What the task requires – Your result should be every line of the records below that contains the word "chevron".

Provided entries –
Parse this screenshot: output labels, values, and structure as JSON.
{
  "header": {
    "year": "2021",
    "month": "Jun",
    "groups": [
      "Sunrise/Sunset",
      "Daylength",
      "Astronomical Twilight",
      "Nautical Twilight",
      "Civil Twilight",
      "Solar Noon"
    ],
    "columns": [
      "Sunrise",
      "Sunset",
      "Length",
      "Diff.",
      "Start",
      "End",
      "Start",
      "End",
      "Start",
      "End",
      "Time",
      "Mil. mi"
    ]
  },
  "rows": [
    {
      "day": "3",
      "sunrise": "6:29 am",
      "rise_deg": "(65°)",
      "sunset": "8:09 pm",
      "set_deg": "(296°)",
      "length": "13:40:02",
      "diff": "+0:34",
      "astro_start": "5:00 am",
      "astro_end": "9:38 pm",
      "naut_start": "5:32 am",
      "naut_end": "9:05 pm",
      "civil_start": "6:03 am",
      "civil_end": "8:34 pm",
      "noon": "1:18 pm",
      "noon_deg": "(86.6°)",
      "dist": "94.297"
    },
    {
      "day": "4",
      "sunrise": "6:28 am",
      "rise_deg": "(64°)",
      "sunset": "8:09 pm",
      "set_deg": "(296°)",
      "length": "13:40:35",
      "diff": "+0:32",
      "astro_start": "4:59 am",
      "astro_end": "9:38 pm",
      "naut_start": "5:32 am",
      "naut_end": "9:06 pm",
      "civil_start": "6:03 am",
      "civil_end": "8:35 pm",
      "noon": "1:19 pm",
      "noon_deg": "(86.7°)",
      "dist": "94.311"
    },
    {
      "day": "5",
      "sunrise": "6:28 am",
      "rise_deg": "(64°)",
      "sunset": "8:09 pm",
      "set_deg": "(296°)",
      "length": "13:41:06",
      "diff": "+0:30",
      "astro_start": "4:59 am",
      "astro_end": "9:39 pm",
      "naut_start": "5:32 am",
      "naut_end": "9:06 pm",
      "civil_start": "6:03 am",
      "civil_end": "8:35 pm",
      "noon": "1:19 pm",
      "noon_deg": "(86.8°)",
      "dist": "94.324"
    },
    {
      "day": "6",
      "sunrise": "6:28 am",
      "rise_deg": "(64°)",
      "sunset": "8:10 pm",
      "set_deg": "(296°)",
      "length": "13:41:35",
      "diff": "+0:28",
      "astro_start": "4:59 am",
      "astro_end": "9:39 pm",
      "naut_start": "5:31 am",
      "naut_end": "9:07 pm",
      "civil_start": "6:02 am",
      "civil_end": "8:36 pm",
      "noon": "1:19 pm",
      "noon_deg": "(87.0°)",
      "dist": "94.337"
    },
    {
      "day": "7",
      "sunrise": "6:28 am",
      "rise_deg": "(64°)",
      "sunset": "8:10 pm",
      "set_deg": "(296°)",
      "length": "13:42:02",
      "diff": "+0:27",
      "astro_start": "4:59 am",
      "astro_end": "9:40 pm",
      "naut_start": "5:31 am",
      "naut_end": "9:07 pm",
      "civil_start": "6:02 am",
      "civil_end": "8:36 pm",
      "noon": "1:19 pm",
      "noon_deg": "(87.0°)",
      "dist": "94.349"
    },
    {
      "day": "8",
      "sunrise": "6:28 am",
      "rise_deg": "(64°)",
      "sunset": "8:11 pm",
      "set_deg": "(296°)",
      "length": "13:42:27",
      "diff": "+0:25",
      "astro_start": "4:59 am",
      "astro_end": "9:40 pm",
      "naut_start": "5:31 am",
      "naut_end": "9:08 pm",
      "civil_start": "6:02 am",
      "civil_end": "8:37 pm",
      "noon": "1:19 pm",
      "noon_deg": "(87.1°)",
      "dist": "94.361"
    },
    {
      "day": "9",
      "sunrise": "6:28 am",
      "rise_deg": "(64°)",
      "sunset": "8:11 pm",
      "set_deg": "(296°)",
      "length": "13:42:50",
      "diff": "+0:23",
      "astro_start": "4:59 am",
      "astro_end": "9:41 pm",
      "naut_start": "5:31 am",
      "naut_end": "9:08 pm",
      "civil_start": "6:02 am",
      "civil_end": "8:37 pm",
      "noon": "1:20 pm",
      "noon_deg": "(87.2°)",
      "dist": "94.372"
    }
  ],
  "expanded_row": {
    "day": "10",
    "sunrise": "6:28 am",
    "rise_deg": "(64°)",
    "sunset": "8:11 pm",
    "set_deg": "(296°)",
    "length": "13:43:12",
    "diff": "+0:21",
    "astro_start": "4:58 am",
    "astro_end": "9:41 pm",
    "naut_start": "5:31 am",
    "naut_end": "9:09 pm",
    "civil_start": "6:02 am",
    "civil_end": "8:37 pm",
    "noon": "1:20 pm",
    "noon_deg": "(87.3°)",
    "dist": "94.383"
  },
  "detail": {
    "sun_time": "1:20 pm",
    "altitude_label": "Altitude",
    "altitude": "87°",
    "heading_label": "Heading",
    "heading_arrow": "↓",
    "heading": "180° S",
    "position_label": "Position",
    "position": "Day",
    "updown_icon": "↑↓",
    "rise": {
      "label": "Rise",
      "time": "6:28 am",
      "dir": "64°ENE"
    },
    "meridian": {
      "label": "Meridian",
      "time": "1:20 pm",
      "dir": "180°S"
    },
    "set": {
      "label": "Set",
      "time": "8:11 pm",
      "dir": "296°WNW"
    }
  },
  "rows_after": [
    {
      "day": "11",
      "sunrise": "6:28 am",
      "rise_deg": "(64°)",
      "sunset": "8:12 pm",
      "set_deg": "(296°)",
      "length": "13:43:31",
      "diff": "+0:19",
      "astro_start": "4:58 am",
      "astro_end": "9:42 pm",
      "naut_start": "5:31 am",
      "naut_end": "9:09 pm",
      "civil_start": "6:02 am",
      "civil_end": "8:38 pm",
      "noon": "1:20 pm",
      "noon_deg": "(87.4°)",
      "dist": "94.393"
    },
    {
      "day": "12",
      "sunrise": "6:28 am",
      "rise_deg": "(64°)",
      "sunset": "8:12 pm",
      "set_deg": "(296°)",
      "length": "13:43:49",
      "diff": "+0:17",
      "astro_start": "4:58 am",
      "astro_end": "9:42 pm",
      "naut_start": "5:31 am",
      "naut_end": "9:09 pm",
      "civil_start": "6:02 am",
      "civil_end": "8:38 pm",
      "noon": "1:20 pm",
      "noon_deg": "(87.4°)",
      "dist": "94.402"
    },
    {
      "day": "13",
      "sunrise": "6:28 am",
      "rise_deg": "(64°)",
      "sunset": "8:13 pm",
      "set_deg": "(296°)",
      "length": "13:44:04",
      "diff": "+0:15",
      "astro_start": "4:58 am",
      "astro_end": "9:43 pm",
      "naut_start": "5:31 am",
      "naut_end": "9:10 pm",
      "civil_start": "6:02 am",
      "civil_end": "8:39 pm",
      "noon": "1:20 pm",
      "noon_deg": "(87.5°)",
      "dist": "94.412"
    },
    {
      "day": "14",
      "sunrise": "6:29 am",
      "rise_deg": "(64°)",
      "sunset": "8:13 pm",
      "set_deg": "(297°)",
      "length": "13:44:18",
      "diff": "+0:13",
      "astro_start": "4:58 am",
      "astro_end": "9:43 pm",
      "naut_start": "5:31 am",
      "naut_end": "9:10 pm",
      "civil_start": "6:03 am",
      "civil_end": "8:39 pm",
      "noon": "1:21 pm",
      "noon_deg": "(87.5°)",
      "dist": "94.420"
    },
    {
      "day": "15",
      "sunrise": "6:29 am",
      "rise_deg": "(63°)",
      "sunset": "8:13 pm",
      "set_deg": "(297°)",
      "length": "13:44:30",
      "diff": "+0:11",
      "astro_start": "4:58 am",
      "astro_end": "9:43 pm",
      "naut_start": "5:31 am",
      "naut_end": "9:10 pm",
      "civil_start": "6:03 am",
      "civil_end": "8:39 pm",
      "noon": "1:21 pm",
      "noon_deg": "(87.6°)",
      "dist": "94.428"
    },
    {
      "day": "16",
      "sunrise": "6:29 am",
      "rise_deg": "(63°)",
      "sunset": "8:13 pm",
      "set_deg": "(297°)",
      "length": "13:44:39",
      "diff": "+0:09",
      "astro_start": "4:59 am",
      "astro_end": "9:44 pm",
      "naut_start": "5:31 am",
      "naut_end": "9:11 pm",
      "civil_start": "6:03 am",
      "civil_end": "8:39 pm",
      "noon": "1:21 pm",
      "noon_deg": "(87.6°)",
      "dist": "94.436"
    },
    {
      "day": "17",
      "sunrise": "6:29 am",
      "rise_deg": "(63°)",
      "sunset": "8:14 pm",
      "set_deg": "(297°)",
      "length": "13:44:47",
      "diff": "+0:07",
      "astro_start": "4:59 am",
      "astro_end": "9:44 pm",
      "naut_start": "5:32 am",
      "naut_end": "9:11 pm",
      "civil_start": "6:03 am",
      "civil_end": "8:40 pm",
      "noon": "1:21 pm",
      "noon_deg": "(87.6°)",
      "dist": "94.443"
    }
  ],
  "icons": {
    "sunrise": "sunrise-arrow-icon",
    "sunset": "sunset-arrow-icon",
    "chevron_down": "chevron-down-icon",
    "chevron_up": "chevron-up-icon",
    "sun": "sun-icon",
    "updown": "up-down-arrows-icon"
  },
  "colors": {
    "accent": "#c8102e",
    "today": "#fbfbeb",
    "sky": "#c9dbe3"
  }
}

Solution below –
    "chevron_down": "chevron-down-icon",
    "chevron_up": "chevron-up-icon",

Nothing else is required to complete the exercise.